Jamaica, for its part, would have to do its own investigations for its own legal process. However, said my legal source, it is obvious that the outcome of any case in the Netherlands would have implications for a trial here. A guilty verdict there would certainly carry weight with public opinion here.
My source reminds that there is no love lost between the Netherlands authorities and Trafigura, which has had the finger pointed at them in other matters before this. It can be understood therefore why the present Jamaican administration is pursuing the issue so zealously, to establish that Trafigura did bribe a Jamaican official or officials. Guilt by association? The drama continues... into the local government elections.
'TIEF' OR ABSTRACTION?A few days ago, I was in conversation with officers of the Jamaica Public Service on the matter of theft of electricity - or abstraction, to put it in a more refined way. Anyway you cut it though, tiefing is tiefing. At street level, the popular view is that it is "poor people alone who tief light". Apparently not. "Better class of people" who live Up So, don't hesitate to do their share of electricity robbery. Some have even built into their mansions technology for bypassing the meter so that they can have all their creature comforts without taxing the card.
I asked how many "society thieves" have been brought before the courts? The answer was "some". Did any of them have to pay at the $10-million top end of the fines? Nobody could remember that ever happening. So, where is the moral authority to upbraid those at the other end of the social scale who see nothing wrong with "throwing up a line" to bring power down into their yards?
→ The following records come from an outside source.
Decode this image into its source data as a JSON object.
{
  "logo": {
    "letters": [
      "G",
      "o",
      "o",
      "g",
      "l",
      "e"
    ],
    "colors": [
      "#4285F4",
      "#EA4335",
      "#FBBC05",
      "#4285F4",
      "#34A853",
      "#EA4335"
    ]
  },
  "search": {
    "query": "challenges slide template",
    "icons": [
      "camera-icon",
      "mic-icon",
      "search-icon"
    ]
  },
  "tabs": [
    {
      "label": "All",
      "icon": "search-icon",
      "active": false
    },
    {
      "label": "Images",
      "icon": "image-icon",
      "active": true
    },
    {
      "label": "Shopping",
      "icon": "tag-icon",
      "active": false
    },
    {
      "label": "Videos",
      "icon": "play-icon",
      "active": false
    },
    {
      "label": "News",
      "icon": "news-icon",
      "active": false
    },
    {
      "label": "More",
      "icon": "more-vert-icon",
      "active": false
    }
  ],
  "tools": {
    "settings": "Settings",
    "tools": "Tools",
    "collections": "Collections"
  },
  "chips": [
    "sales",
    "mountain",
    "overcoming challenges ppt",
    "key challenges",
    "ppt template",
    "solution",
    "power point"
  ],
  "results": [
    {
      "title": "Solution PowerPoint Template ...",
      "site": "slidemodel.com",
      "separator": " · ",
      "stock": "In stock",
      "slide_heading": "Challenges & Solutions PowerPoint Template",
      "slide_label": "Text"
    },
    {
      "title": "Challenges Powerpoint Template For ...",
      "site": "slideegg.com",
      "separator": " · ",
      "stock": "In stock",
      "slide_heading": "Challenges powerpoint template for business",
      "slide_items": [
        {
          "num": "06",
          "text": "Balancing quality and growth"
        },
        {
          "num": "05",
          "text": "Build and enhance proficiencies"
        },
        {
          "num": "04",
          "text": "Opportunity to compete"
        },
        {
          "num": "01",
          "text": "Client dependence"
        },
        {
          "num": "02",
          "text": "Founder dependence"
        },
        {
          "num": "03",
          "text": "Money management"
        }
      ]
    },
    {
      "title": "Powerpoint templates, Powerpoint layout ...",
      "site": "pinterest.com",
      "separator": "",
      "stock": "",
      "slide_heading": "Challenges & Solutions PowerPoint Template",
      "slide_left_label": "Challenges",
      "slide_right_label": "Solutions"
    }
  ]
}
I was assured that JPS has stepped up the drive to nab the thieves, of whatever social stratum. It is a priority for the new CEO of the company who arrived here just over a year ago from Brazil. More light crooks are facing the courts, but many more remain out there.
The fact that some nine persons have been electrocuted so far this year for tiefing light gives cause for concern. Up Town "abstractors" are too sophisticated to "throw up line", but they're tiefing just the same. When will their day of reckoning come and when will all de tief dem be fully exposed to the public gaze?